Problem details:
In the listing that follows, count every line holding the word "screenshot" and give only the count.

[Record set]

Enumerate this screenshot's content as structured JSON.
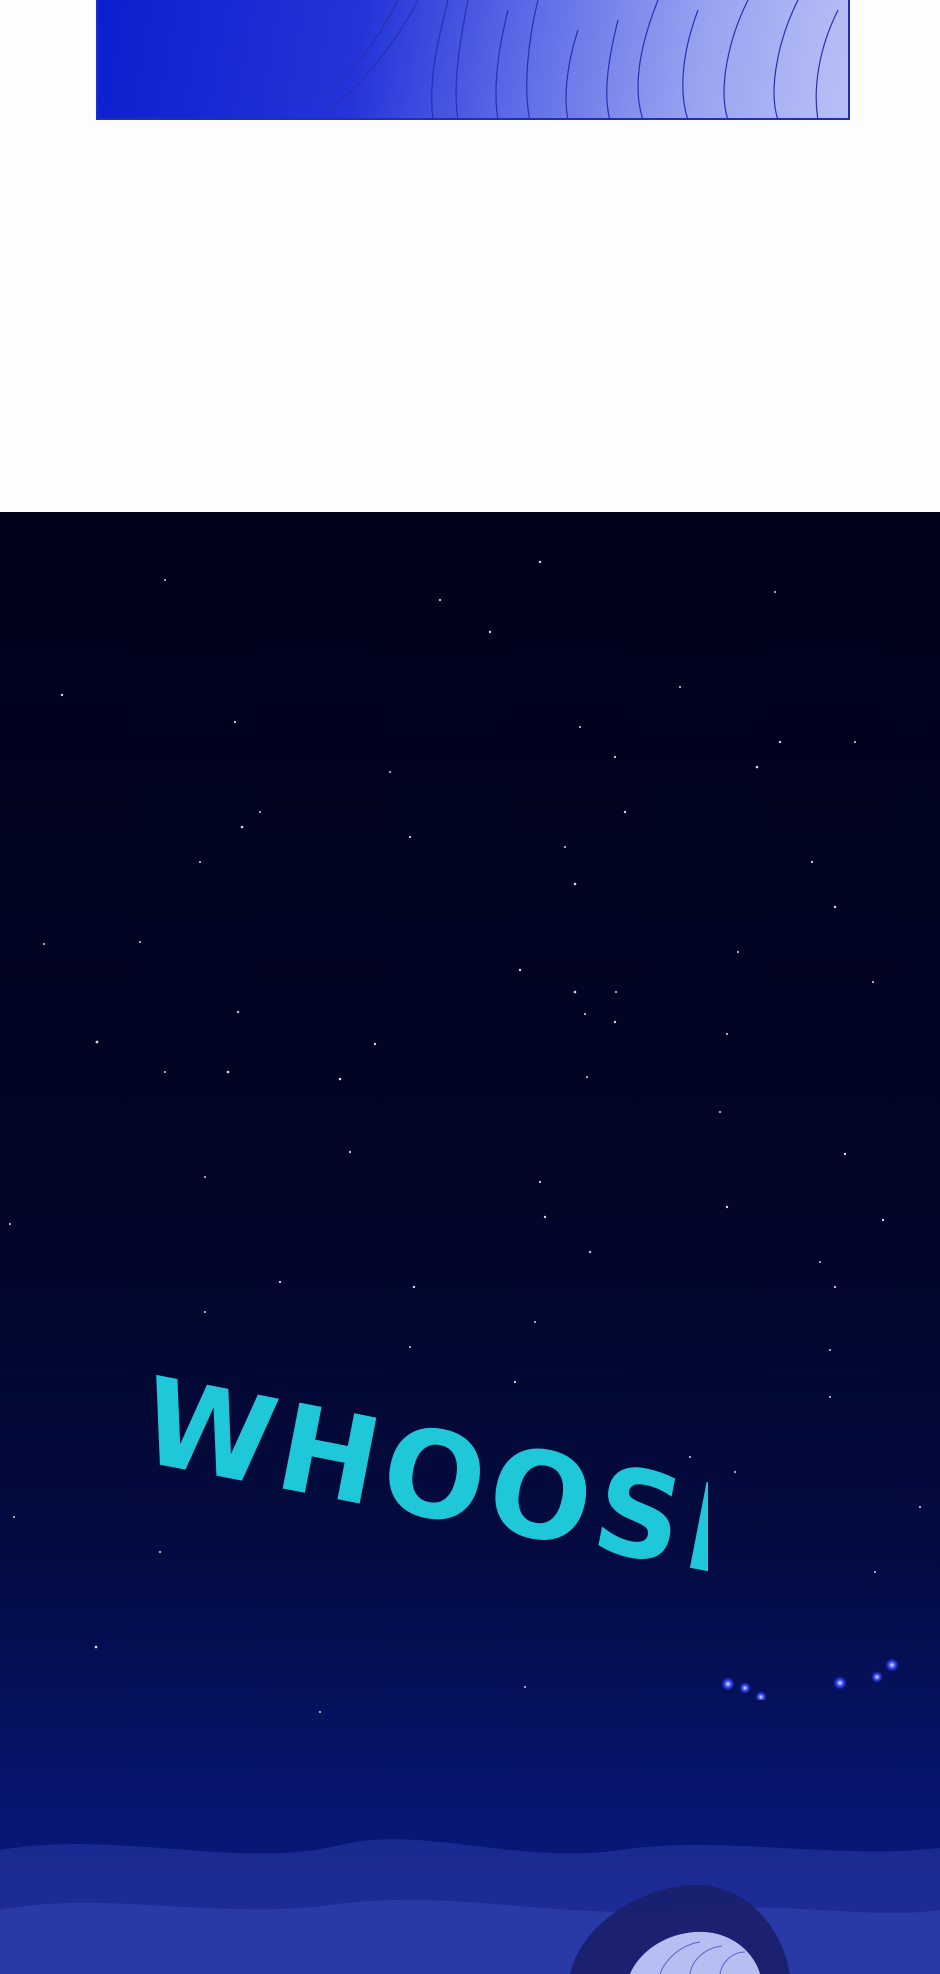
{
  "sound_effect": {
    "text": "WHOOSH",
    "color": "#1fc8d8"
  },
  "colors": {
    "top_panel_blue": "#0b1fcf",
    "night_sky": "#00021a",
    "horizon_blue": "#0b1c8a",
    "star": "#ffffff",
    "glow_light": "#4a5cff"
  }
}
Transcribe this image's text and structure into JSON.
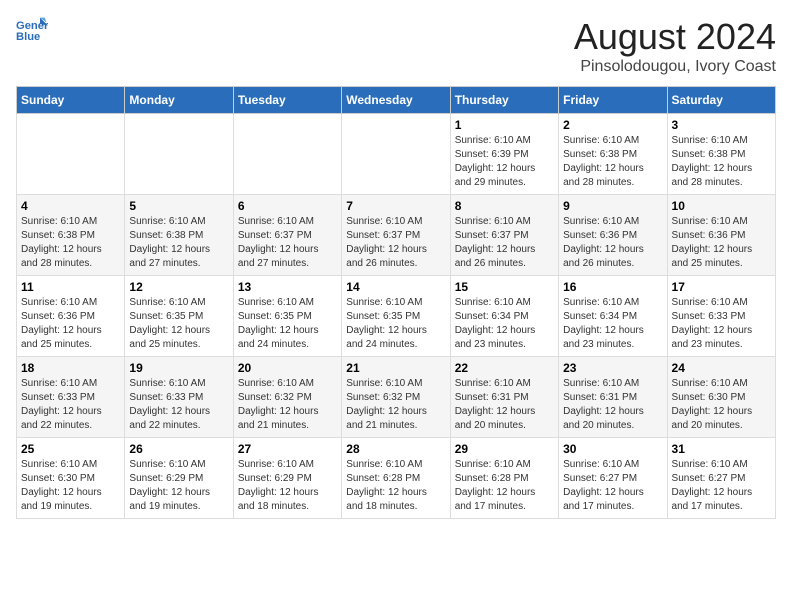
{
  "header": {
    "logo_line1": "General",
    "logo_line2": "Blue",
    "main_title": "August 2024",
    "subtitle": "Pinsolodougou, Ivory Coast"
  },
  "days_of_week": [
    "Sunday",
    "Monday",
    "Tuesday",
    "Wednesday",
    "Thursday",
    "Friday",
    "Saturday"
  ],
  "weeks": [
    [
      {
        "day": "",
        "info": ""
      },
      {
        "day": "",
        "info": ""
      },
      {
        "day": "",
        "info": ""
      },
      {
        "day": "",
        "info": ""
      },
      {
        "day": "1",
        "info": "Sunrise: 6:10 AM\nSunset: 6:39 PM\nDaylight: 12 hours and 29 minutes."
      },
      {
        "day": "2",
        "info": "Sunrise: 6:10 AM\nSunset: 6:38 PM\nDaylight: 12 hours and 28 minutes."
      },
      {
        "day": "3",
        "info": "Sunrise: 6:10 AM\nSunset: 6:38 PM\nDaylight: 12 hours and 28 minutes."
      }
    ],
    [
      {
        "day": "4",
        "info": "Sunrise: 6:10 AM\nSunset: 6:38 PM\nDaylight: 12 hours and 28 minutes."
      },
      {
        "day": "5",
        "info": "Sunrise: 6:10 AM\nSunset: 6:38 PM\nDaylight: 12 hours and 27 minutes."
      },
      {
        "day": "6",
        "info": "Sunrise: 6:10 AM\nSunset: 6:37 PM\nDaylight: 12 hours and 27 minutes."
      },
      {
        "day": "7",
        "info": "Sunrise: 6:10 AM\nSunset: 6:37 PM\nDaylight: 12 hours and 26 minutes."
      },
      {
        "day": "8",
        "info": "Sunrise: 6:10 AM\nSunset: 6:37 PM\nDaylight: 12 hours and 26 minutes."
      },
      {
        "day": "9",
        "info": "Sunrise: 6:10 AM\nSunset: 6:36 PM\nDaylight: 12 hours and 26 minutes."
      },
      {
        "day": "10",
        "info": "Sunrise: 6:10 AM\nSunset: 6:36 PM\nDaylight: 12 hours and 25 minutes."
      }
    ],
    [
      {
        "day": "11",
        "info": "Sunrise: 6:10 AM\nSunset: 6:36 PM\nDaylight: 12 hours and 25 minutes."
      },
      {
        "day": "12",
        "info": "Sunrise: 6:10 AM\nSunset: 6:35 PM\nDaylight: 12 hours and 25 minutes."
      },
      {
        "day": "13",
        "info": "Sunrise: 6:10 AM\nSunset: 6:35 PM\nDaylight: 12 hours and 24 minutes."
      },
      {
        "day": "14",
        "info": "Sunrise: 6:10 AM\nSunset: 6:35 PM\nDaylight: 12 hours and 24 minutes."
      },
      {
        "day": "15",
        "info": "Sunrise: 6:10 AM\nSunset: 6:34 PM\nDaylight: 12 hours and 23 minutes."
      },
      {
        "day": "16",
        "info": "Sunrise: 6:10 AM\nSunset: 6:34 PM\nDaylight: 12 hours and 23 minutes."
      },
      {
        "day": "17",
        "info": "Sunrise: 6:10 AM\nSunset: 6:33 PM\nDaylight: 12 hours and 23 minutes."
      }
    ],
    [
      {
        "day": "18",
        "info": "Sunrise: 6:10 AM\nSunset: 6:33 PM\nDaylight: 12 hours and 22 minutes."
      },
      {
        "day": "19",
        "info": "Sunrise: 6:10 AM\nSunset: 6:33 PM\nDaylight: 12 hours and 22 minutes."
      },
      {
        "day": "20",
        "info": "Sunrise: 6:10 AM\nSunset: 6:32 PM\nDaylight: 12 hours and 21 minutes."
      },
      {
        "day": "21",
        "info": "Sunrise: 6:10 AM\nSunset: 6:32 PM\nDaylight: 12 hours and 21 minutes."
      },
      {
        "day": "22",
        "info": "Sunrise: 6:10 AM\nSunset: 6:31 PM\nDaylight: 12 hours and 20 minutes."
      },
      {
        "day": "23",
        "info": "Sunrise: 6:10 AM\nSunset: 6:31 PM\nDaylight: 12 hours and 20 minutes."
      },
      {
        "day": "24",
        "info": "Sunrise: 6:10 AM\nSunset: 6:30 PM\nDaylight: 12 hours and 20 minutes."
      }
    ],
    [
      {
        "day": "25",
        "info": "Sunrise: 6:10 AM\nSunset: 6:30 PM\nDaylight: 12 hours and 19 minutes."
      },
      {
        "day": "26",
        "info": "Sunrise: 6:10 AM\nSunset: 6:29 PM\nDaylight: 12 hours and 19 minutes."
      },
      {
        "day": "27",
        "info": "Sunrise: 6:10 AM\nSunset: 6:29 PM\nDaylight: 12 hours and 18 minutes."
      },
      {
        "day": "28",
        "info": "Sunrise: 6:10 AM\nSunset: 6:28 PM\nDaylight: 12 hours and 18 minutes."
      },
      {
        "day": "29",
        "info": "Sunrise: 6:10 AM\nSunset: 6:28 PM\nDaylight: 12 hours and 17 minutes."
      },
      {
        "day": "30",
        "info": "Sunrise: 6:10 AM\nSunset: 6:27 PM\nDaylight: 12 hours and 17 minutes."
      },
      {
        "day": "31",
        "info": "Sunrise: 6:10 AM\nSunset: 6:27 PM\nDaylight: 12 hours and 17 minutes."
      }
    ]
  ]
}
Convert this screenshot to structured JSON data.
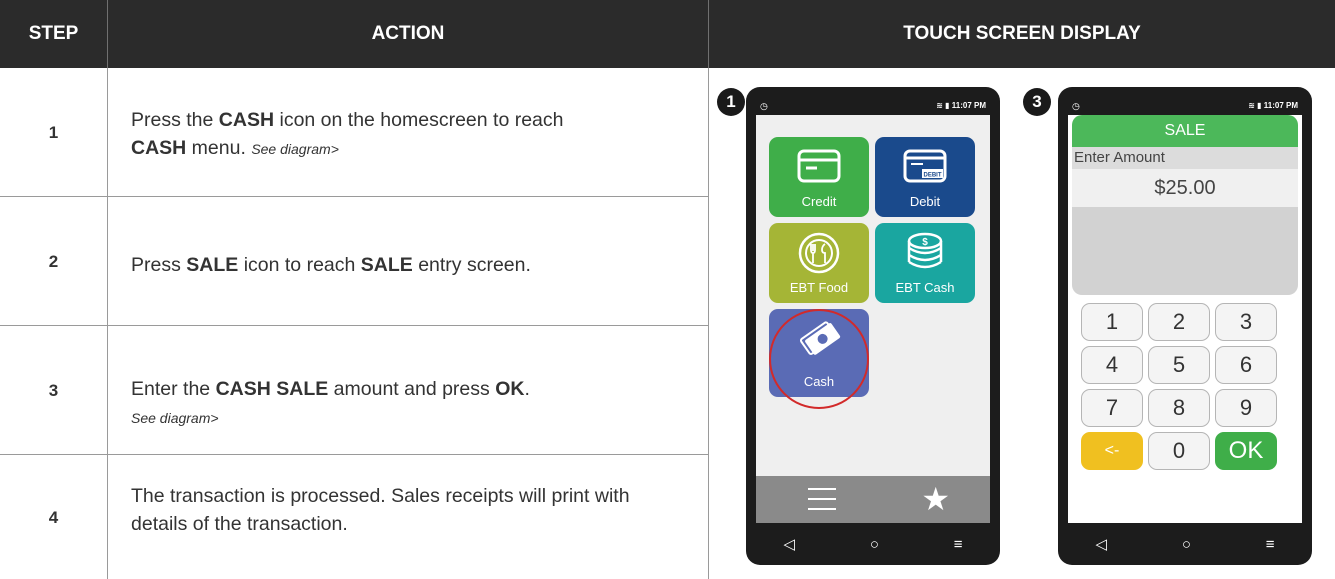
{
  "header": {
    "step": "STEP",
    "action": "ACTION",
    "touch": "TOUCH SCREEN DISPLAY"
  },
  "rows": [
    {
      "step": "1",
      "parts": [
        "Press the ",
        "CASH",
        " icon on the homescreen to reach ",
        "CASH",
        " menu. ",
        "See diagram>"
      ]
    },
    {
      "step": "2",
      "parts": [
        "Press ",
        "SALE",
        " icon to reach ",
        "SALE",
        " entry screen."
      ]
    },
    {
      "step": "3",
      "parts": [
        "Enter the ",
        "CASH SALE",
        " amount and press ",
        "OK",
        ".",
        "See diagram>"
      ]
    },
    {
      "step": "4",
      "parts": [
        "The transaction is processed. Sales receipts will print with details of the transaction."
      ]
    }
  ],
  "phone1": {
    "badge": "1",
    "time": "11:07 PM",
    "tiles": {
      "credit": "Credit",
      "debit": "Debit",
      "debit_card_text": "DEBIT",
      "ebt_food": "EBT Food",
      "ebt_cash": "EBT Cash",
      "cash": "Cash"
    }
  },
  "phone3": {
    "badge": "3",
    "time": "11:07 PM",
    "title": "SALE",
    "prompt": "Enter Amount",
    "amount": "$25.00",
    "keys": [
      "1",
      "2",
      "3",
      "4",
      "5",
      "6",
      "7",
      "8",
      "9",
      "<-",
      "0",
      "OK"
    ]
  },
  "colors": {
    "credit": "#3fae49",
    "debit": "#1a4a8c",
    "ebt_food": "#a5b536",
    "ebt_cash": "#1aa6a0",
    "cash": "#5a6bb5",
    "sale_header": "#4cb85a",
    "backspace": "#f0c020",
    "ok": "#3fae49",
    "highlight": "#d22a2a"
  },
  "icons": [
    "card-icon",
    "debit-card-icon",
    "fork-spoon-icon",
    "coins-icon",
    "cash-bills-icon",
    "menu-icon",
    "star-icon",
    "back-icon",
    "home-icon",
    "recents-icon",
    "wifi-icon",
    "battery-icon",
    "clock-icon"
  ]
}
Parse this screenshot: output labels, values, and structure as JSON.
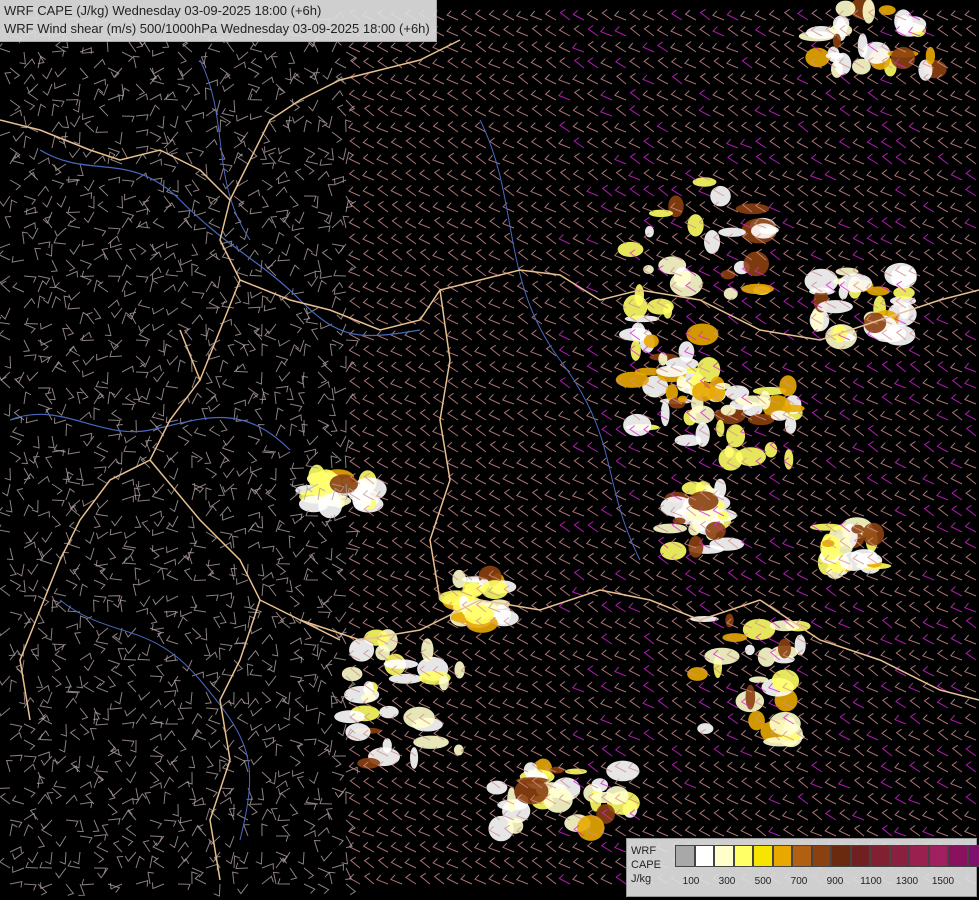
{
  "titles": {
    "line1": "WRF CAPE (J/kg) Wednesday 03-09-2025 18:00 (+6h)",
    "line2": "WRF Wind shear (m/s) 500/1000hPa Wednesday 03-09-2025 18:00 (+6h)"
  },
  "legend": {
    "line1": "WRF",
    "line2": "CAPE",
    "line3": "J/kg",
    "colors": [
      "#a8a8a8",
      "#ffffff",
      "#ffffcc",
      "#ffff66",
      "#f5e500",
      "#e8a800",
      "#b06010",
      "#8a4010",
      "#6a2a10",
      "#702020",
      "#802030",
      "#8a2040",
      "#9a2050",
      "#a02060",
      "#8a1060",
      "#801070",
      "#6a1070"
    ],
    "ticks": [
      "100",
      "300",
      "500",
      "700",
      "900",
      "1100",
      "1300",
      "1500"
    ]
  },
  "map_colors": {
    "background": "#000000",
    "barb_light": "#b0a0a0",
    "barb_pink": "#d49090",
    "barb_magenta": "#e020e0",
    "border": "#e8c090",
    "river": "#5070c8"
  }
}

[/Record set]

Expected output:
3